Tracey Emin, Detail of Love, 2020. Courtesy Tracey Emin and Xavier Hufkens

Isn’t art an incredible thing to leave behind, like a legacy?
It is. It’s important. The legacy of how I’ll be remembered. Because I’ve been so ill, it’s mattered to me a lot lately. I feel I’ve been misunderstood, as well. I’d hate to die and be misunderstood. It would be horrible. Oh fuck it. Damn! I have to make people understand me before I go.

Will you write another book?
I wrote My Life In A Column as a weekly diary for The Independent in the 2000s, and Strangeland, a diary from age 18 to 38, that reads like a rite of passage, a dreamscape through lived experiences. I want to write another book, but not yet. I don’t want to write a book, I want to put all my writing into a book, like all the others. I write almost everyday. I always say: When I’m old and I can’t move anymore, I’ll just write by dictation.

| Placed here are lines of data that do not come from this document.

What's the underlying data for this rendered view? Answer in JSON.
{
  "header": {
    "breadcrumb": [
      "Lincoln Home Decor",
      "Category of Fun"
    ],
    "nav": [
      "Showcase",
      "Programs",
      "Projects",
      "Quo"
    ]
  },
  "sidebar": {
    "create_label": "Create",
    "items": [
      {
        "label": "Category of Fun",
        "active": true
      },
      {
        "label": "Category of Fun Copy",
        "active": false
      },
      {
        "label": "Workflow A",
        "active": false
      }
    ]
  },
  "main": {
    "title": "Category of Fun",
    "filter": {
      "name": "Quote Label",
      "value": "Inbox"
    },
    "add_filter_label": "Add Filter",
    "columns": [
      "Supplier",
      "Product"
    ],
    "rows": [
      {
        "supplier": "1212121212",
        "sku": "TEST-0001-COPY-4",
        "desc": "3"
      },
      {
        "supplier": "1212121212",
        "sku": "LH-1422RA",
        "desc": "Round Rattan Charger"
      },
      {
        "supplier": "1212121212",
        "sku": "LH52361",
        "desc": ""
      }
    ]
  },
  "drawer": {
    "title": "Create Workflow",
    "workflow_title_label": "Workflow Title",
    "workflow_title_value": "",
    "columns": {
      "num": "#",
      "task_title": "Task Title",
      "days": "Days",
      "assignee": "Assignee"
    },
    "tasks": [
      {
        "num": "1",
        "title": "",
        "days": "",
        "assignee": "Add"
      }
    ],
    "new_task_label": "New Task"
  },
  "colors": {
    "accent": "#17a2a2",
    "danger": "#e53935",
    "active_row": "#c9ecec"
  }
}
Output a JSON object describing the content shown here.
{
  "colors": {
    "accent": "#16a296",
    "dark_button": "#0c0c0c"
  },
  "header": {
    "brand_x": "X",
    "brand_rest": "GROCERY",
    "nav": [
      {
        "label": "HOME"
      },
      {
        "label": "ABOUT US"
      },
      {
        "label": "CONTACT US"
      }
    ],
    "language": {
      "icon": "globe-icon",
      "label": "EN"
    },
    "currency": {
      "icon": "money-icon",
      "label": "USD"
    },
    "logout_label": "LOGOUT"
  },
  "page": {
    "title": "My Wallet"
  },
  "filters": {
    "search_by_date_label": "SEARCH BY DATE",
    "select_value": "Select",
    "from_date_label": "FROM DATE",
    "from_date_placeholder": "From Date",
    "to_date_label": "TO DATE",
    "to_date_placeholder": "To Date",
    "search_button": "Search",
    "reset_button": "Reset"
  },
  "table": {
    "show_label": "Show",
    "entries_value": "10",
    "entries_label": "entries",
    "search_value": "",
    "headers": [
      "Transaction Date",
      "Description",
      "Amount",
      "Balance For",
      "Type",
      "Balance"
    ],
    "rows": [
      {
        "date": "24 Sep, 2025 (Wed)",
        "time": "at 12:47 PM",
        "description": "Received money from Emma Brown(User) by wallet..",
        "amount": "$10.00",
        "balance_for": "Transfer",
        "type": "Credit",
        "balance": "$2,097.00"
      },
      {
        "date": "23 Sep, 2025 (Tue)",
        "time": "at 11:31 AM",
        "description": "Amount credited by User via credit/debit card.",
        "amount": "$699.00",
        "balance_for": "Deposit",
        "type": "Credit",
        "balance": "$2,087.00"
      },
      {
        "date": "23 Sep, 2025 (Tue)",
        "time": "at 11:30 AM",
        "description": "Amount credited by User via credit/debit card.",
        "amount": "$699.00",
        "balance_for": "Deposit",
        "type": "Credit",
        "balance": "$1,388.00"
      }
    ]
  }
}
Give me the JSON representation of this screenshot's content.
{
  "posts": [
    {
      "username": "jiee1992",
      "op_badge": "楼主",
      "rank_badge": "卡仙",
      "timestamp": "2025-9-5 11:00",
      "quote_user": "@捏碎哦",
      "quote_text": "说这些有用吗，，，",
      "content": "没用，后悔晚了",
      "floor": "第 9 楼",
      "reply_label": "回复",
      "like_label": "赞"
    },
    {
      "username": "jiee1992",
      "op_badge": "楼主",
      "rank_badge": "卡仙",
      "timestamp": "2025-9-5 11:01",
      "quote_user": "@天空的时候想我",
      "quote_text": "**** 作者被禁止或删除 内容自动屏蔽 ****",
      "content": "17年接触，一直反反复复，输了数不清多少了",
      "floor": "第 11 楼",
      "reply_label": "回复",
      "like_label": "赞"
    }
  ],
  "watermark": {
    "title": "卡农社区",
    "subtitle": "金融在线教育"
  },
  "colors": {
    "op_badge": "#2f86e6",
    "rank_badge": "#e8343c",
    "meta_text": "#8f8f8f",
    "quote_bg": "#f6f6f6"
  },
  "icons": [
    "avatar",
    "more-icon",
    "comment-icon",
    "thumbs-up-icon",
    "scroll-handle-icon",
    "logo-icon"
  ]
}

What do you think of Brexit?
I think it’s a disaster on every level. I’m pro Europe, there were problems with E.U.-U.K. relations, but leaving Europe now with No Deal Brexit is economic suicide for the country. What do I know? I didn’t think people would vote for Boris Johnson, but I was wrong. Britain might do well outside of the E.U., all I know is that it’s not a good thing to do, because we need Europe and Europe needs us. I find it bizarre, during a pandemic, when we need allies between countries, now we’re not going to have that. The country can’t even sort out COVID tests, never mind getting out of Europe.

What do you think will happen over the next five years?
I always expect the worst, then if anything good happens I’m happy. I haven’t been back to America in three years, I don’t feel comfortable, really. It’s not a very competent situation. As an artist, you’re sensitive to things. You hear noise. It’s volatile. London is shaking, things don’t feel comfortable. It’s hard to make work in that situation, you feel uneasy all the time.

Will you be making art in the meantime?
I’m too ill to make art. It’s the perfect time really, I’m not missing out on anything. Everything is shut down. I just had really bad cancer; these art shows have kept me going. Now, I have three exhibitions and all of them are closed. I can’t even go to Brussels to see my own show. It’s like, I’m not complaining, I’m just saying that’s how it is.

Are you getting better?
As far as the cancer’s concerned, I get a test every three months and just pray that it doesn’t come back. I just want to make plans for the future, but nobody can make plans. It’s a strange, bizarre time to live in. Time is going so slow because there’s nothing to look forward to. Time is spinning.

As you once said: “You fall off the boat, you swim, you have to deal with it.”
Yeah, it’s just obvious.

What advice would you give to artists today?
There’s no shortcuts, absolutely not. Don’t think that being a woman artist means it’s making things any easier. Waking up and making art and being driven by that, you’re always in a state of angst. There’s always pressure on you. You create. For me, that creative spirit comes from outside, you don’t know when you’re going to be hit by it. One thing is, respect it. Don’t be blasé about your talent or creativity.

Because it’s a gift?
Yeah. And if it isn’t, you’re probably not an artist.

What do you see when you look at Munch’s painting, The Scream?
Unfortunately, The Scream has become a fridge magnet or a motif that is misunderstood. He has done better paintings than that. Now, his older works are known and he’s more respected. He’s being taken seriously now in a way; people want to relate to emotions. This is his time. His real time in history.

What are your favorite Munch works?
I like his weeping women series. At the moment, I like his Old Woman in Hospital. That’s a strange, melancholic picture. It’s something I’d love to have in my home on my wall.

Do you really feel misunderstood by people?
Not so much, I don’t really care. When I thought I was going to die, I thought: “Oh no, what if I die and people don’t understand what I do? What if I come back and haunt them and say no, no! You’ve got it all wrong! I wasn’t like that! That isn’t what I said!” It’s made me realize how important it is to be more focused and more concise with my work. Not wasting time.  Tracey Emin on How Illness Has Made Her Redefine Love and Her Legacy